The Section 508 Refresh

May 4, 2017

On January 5th the US Access Board announced that the OMB (Office of Management and Budget) had cleared the Final Rule for ICT (Information and Communication Technology) Standards and Guidelines, a.k.a. the “Section 508 Refresh”. The new standards and guidelines were published in the U.S. Federal Register on January 18th and will become effective and enforceable starting January 18th, 2018.

You may be thinking: “What does this mean for our site?”

1. Not all content/code will have to be updated right away, because there is a safe-harbor provision, specifically:

“legacy ICT that complies with the existing 508 Standards and has not been altered after the compliance date (i.e., one year after publication of the final rule) need not be modified or upgraded to conform to the Revised 508 Standards. However, when existing ICT is altered after the compliance date, such alterations must comply with the Revised 508 Standards.”

This means that if only some elements on the page are changed after January 18th, 2018, then only those changed elements need to comply. Any newly added elements will need to fully comply.

2. WCAG AA 2.0 is to be the new standard to follow. Previously WCAG A 2.0 was sufficient, but now you must comply with AA. This applies to all new or altered web, software and electronic documents, and includes digital content delivered to personal computers and mobile devices.

3. The Final Rule includes a provision for situations where some content might technically pass, but in reality be unusable by non-sighted / low-vision web site visitors, web visitors with cognitive disabilities, limited strength or limited manipulation. In such cases alternate content must be provided. This is in line with previous regulations, but is now more explicit as to which situations warrant this, and for what types of users. The Final Rule states that the:

“revised requirements include functional performance criteria, which are outcome-based provisions that apply in two limited instances: when the technical requirements do not address one or more features of ICT or when evaluation of an alternative design or technology is needed under equivalent facilitation”

In other words, in cases where the guidelines don’t touch on whatever technology you may be implementing, the situation must be evaluated on a case-by-case basis to ensure the outcome is one that provides ALL web visitors with comparable, if not identical content. For example, if you have a video with narration, it must include closed-captioning or an alternate way for the deaf to to follow along.

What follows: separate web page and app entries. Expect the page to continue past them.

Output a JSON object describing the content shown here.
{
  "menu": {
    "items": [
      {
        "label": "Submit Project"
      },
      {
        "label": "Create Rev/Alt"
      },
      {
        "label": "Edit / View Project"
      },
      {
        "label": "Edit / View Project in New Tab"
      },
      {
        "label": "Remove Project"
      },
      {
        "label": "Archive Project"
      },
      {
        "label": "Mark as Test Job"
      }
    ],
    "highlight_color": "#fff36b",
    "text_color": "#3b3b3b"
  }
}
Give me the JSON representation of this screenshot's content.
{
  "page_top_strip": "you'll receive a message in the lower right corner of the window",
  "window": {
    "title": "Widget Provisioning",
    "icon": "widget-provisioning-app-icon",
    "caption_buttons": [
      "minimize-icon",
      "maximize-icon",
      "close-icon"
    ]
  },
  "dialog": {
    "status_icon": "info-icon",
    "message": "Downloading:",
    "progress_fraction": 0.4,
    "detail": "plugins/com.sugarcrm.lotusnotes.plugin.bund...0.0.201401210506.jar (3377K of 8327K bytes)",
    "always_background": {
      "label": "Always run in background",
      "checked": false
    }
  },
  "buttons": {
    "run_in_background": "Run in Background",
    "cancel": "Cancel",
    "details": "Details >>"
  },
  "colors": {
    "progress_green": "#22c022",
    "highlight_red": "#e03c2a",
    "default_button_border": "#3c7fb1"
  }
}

If your company or team is running into Section 508 issues, feel free to get in touch or check out or Section 508 services.